The “Acts” of Saint Valentine are of medieval origin (6th-7th centuries), and are historically unreliable. The name Valentine was popular in antiquity, as it is derived from the word valens, meaning “worthy.”

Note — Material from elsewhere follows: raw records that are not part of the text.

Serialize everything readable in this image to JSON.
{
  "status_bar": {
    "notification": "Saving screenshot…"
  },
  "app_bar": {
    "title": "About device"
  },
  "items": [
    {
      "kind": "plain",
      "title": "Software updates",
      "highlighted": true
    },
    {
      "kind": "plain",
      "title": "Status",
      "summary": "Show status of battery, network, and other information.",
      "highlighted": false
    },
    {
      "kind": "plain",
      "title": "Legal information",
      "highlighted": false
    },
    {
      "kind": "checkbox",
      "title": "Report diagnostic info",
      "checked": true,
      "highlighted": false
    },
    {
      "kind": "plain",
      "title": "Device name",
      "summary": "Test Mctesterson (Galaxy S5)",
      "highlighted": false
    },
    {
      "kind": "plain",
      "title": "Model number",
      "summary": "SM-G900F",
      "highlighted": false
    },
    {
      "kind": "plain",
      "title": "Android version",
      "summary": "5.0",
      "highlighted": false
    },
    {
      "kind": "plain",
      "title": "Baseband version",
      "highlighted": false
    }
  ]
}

Over time, the feast grew in popularity and, eventually, began to be associated with love and lovers. Some scholars have speculated that the association with romantic love on Valentine’s Day is related to customs associated with the Roman festival of Lupercalia, which fell in mid-February. Others believe that the connection of Saint Valentine’s Day to romance relates to the natural season in which the feast falls (e.g. folk wisdom held that birds mated on February 14th). However, medieval scholar Jack Oruch, in the July 1981 issue of Speculum (Journal of Medieval Studies), makes a strong case that the Saint Valentine’s Day connection to love and romance derives solely from Geoffrey Chaucer’s Parliament of Foules. Even though Chaucer connects the romantic overtones of Saint Valentine’s Day to ancient customs, Oruch effectively argues that no such traditions existed before Chaucer’s time. Thus, modern research suggests it is unlikely that secular Saint Valentine’s Day customs are pagan practices derived from the Roman Lupercalia.

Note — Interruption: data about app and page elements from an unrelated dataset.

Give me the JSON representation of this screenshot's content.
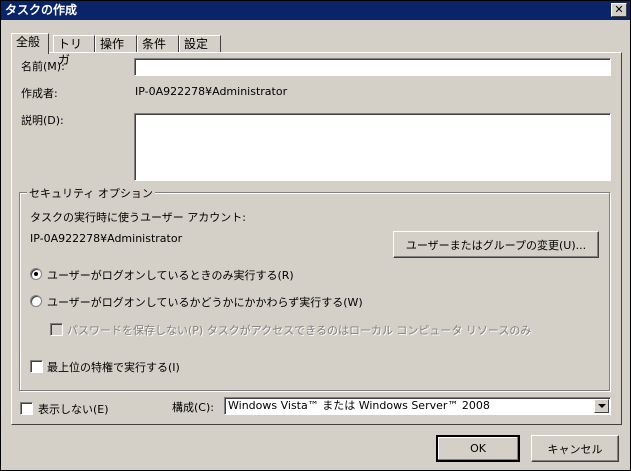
{
  "window": {
    "title": "タスクの作成",
    "close_glyph": "✕"
  },
  "tabs": [
    {
      "label": "全般",
      "active": true
    },
    {
      "label": "トリガ"
    },
    {
      "label": "操作"
    },
    {
      "label": "条件"
    },
    {
      "label": "設定"
    }
  ],
  "general": {
    "name_label": "名前(M):",
    "name_value": "",
    "author_label": "作成者:",
    "author_value": "IP-0A922278¥Administrator",
    "description_label": "説明(D):",
    "description_value": ""
  },
  "security": {
    "group_title": "セキュリティ オプション",
    "account_label": "タスクの実行時に使うユーザー アカウント:",
    "account_value": "IP-0A922278¥Administrator",
    "change_button": "ユーザーまたはグループの変更(U)...",
    "radio_logged_on": "ユーザーがログオンしているときのみ実行する(R)",
    "radio_logged_on_selected": true,
    "radio_whether": "ユーザーがログオンしているかどうかにかかわらず実行する(W)",
    "no_password_label": "パスワードを保存しない(P) タスクがアクセスできるのはローカル コンピュータ リソースのみ",
    "highest_priv_label": "最上位の特権で実行する(I)"
  },
  "bottom": {
    "hidden_label": "表示しない(E)",
    "configure_label": "構成(C):",
    "configure_value": "Windows Vista™ または Windows Server™ 2008"
  },
  "buttons": {
    "ok": "OK",
    "cancel": "キャンセル"
  }
}
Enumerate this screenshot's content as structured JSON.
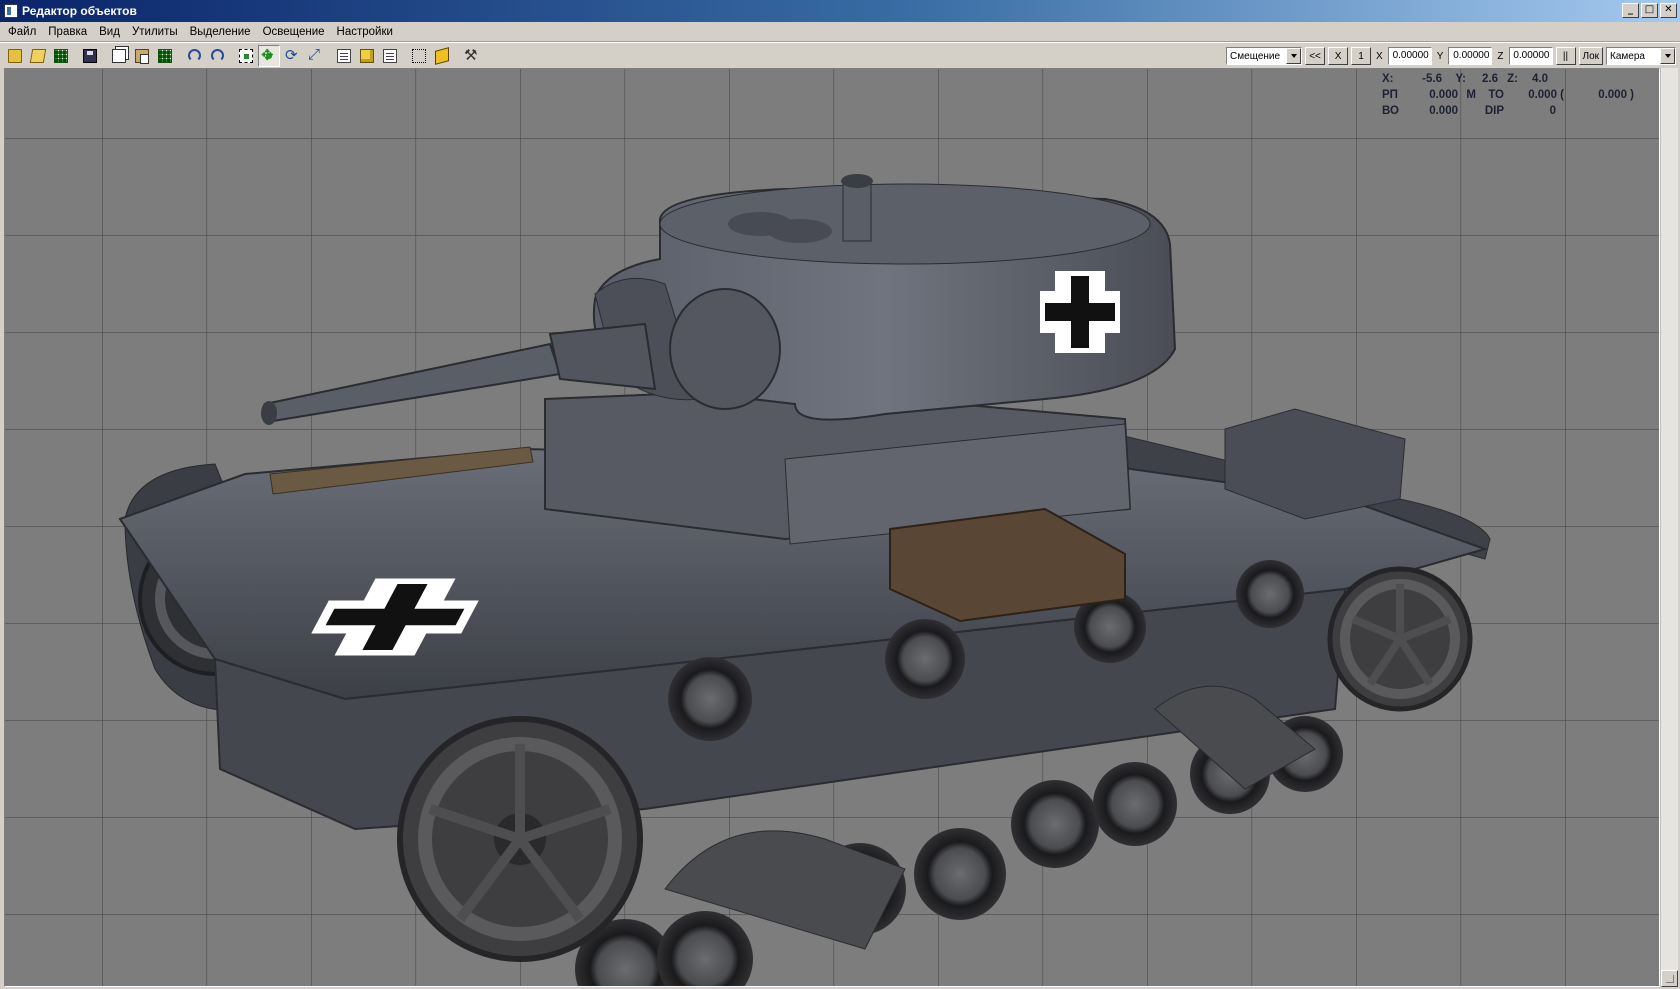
{
  "window": {
    "title": "Редактор объектов"
  },
  "menu": [
    "Файл",
    "Правка",
    "Вид",
    "Утилиты",
    "Выделение",
    "Освещение",
    "Настройки"
  ],
  "toolbar": {
    "icons": [
      "open-icon",
      "open-folder-icon",
      "grid-icon",
      "save-icon",
      "copy-icon",
      "paste-icon",
      "grid-green-icon",
      "undo-icon",
      "redo-icon",
      "select-icon",
      "move-icon",
      "rotate-icon",
      "scale-icon",
      "box-icon",
      "box-yellow-icon",
      "doc-icon",
      "dotted-select-icon",
      "cube-icon",
      "tools-icon"
    ],
    "mode_combo": "Смещение",
    "back_btn": "<<",
    "x_btn": "X",
    "one_btn": "1",
    "x_label": "X",
    "x_value": "0.00000",
    "y_label": "Y",
    "y_value": "0.00000",
    "z_label": "Z",
    "z_value": "0.00000",
    "pause_btn": "||",
    "lok_btn": "Лок",
    "camera_combo": "Камера"
  },
  "overlay": {
    "row1": {
      "x_lbl": "X:",
      "x_val": "-5.6",
      "y_lbl": "Y:",
      "y_val": "2.6",
      "z_lbl": "Z:",
      "z_val": "4.0"
    },
    "row2": {
      "rp_lbl": "РП",
      "rp_val": "0.000",
      "m_lbl": "М",
      "to_lbl": "ТО",
      "to_val": "0.000 (",
      "to_val2": "0.000 )"
    },
    "row3": {
      "vo_lbl": "ВО",
      "vo_val": "0.000",
      "dip_lbl": "DIP",
      "dip_val": "0"
    }
  },
  "colors": {
    "viewport_bg": "#7d7d7d",
    "grid": "#4a4a4a",
    "tank_body": "#4a4d55",
    "titlebar": "#0a246a"
  }
}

image: Saint Valentine of Terni and his disciples. Codex: Français 185, Fol. 210. Vies de saints, France, Paris, 14th century

The “Acts” of Saint Valentine are of medieval origin (6th-7th centuries), and are historically unreliable. The name Valentine was popular in antiquity, as it is derived from the word valens, meaning “worthy.”

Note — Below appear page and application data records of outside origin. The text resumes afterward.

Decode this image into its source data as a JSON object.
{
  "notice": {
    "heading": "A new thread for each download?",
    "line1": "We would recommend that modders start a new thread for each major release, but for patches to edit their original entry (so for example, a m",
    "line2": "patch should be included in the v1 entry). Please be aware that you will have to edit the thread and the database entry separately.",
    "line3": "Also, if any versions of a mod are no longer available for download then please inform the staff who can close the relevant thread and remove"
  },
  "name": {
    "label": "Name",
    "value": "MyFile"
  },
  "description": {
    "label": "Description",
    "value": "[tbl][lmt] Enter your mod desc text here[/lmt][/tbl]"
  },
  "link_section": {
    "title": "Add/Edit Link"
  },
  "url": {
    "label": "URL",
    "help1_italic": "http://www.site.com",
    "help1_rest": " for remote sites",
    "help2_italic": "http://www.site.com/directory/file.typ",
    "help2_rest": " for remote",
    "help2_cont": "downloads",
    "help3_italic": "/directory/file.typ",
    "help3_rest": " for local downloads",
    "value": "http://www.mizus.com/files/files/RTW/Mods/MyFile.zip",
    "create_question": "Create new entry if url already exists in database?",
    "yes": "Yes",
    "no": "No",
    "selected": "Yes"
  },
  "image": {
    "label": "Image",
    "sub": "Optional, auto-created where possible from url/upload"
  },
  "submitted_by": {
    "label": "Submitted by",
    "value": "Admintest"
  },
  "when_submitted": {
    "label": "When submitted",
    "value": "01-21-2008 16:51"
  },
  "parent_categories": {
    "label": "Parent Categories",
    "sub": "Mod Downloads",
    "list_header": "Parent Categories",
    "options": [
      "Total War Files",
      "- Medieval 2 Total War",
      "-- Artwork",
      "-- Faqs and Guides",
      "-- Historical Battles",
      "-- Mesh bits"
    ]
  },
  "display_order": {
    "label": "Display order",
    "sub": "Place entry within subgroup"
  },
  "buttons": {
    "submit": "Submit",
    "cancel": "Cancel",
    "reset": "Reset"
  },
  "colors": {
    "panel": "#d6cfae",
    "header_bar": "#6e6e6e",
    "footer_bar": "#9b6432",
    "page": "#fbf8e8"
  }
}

Over time, the feast grew in popularity and, eventually, began to be associated with love and lovers. Some scholars have speculated that the association with romantic love on Valentine’s Day is related to customs associated with the Roman festival of Lupercalia, which fell in mid-February. Others believe that the connection of Saint Valentine’s Day to romance relates to the natural season in which the feast falls (e.g. folk wisdom held that birds mated on February 14th). However, medieval scholar Jack Oruch, in the July 1981 issue of Speculum (Journal of Medieval Studies), makes a strong case that the Saint Valentine’s Day connection to love and romance derives solely from Geoffrey Chaucer’s Parliament of Foules. Even though Chaucer connects the romantic overtones of Saint Valentine’s Day to ancient customs, Oruch effectively argues that no such traditions existed before Chaucer’s time. Thus, modern research suggests it is unlikely that secular Saint Valentine’s Day customs are pagan practices derived from the Roman Lupercalia.

image: Saint Valentine of Terni and his disciples. Codex: Français 185, Fol. 210. Vies de saints, France, Paris, 14th century